B.A., M.P.P., University of Michigan; Ph.D., Princeton University
Daniel SichelProfessor of Economics
Research interests include macroeconomics, long-run growth, and technology.
I came to Wellesley from the Federal Reserve Board in Washington, D.C. At the Fed, I was part of the senior management team for a group with over 300 staff that provides analytic support to Chairman Bernanke, other members of the Federal Reserve Board, and the FOMC. I worked on a range of macroeconomic issues, including helping to guide the Fed’s forecast and analysis of the U.S. economy. I also served as assistant to the chair of the Airline Transportation Stabilization Board, established by Congress to provide loan guarantees to airlines that suffered losses as a result of the terrorist attacks on September 11, 2001.
I went to the Federal Reserve in 1988 after earning a Ph.D. in Economics at Princeton University. I remained at the Fed until 1993, when I joined the Brookings Institution as a Research Associate and while there authored a book— The Computer Revolution —that analyzed the relationship between information technology and economic growth. In 1995, I was appointed the Deputy Assistant Secretary for Macroeconomic Policy at the U.S. Treasury Department and then returned to the Fed in 1996 until coming to Wellesley in 2011. I received a bachelor’s degree in economics and a master’s degree in public policy from the University of Michigan in 1983.
My research interests and publications are in macroeconomics, productivity and economic growth, technology, and economic measurement.
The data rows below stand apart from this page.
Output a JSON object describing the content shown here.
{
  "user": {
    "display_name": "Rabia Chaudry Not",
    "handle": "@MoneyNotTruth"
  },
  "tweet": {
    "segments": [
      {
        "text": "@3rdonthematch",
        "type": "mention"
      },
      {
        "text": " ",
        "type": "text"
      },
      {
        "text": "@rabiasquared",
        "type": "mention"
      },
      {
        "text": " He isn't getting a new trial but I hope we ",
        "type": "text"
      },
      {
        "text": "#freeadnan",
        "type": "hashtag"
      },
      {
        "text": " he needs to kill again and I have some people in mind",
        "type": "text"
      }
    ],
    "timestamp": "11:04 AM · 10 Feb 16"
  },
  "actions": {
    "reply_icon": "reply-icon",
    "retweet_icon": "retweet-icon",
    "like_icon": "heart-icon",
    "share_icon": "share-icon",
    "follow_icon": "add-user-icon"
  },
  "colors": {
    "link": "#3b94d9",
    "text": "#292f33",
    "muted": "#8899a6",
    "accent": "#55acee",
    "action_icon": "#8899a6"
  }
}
I’m also a member of the Executive Committee of the Conference on Research in Income and Wealth, a group administered by the National Bureau of Economic Research that brings together academics and practitioners working on economic measurement. I am excited about bringing my policy experience and research background to the classroom at Wellesley.